Northwest Asian Weekly
Growing up in the city, Henrietta went through school, got a job, and had a career ahead of her. Yet, she felt that there was a hole in her life, and she set out to find what was missing. One summer, she leaves the city to search for an answer.
She takes a job to repair an old mansion that is rumored to be haunted and has no idea what she’s gotten herself into.
Henrietta is one of five characters in the play, “Kindred Spirits,” currently playing through Aug. 8 at the Richard Hugo House on Capitol Hill in Seattle. The sharp contrast between characters is where the play’s humor lies.
As a newcomer to the house, sensible Henrietta is eager to learn more about the rest of the residents.
Camille, a sweet old lady, loves to talk about the happiest times of her life. Max, on the other hand, is a sad, shy man who stays in the attic most of the time. Lane and Hilshire come and go at odd times. As Henrietta learns more about everyone, the truth behind the rumors unfolds.
Director David Hsieh and playwright Maggie Lee tried to look for Asian Americans when they cast the roles of Henrietta and Lane. May Nguyen, who plays Henrietta, is Vietnamese American, and Hana Lass, who plays Lane, is Japanese American.
Hsieh said that although the story is not a portrait of Lee’s life, her experiences and encounters inspired her.
Hence, Asian Americans were more preferable for the roles.
Hsieh said that while an average play takes about six weeks to prepare, the cast of “Kindred Spirits” had only three weeks prior to the first show on July 16. However, the short amount of time did not affect the play’s quality.

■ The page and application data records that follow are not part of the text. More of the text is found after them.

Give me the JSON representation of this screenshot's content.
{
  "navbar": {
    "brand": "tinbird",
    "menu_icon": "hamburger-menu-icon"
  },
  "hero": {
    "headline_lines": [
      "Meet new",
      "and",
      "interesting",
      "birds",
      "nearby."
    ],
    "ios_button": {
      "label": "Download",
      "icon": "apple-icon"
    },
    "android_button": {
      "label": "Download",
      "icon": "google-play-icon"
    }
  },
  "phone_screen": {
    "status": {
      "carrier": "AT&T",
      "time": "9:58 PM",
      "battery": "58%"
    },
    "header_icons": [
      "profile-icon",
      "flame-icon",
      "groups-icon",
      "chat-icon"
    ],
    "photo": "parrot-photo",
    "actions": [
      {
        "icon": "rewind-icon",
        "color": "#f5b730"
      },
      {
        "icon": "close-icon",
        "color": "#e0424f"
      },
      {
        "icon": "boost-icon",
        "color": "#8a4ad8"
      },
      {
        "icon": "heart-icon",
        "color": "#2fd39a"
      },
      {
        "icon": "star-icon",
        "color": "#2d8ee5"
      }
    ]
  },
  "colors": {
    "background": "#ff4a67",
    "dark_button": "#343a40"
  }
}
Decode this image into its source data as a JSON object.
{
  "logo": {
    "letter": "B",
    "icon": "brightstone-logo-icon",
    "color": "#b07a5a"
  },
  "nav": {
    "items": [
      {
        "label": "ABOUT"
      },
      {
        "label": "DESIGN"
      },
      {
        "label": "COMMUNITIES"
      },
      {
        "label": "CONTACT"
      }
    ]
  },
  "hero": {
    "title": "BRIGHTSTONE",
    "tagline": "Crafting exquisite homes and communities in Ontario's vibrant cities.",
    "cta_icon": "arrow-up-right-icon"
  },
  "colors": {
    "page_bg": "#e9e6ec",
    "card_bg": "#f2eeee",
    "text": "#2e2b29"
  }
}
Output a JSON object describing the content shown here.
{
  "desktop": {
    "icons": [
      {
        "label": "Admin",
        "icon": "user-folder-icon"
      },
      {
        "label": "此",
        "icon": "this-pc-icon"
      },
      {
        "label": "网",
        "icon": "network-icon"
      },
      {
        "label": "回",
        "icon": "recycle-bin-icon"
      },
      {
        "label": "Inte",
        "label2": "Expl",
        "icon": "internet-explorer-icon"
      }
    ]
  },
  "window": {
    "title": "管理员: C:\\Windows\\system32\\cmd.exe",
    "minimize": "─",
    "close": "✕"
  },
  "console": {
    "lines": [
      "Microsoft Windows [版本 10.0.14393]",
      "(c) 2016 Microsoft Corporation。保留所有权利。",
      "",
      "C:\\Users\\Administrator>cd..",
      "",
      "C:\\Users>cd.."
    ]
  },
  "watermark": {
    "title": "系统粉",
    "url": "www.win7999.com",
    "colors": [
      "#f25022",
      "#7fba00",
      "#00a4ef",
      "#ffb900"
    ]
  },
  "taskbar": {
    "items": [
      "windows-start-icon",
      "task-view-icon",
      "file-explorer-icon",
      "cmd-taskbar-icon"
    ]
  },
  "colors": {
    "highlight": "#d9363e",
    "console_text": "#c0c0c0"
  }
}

The sophisticated acting and the smooth collaboration among the actors and actresses contributed to an outstanding performance that deserves a bigger audience.
The play, though set in a haunted house, did not evoke chills or nightmares. Lee’s take on the idea of ghosts and spirits is a creative surprise. Rather than worrying about unexpected effects that would make me jump, I found that the story put a smile on my face the whole time. Like Henrietta in the story, I went into something without knowing what to expect — I left the theater with kindred spirits of my own.
I like almost everything aspect of the play. Joel Putnam, who plays as Max, did a great job in highlighting the reticence of his character.
I found myself cracking up at the subtle romantic sparks and interactions between Max and the extroverted Henrietta. I also like the stage settings — a living room with classy furniture.
One thing that needs to be improved is the consistency of the sound effects. Sometimes it was too loud while the volume needed to be turn up at other times.
Hsieh, the founding artistic director of ReAct, is a director, actor, stage manager, and designer based in Seattle. He has worked locally with Washington Asian American Theatre where he directed its inaugural production of “Yankee Dawg You Di.” He has also worked at other theaters and theater groups uch as the Fifth Avenue, NWAAT, Music Theatre Works, Rain Country Players, UW Opera, UW School of Drama, and SiS Productions.
Lee is the lead sketch writer as well as a producer, actress, and panda wrangler for the Pork Filled Players, Seattle’s only Asian American sketch comedy group. A premiere reading of her new play “The Clockwork Professor” will take place at Insatiable!, Seattle’s fifth Asian American Playwrights Festival, in November. ♦
“Kindred Spirits,” performed by Repertory Actors Theatre, runs July 16 to Aug. 8 on Fridays, Saturdays, and Sundays at the Richard Hugo House at 1634 11th Ave., Seattle. Tickets range from $6-$15. For more information, visit www.reacttheatre.org.
Jocelyn Chui can be reached at firstname.lastname@example.org.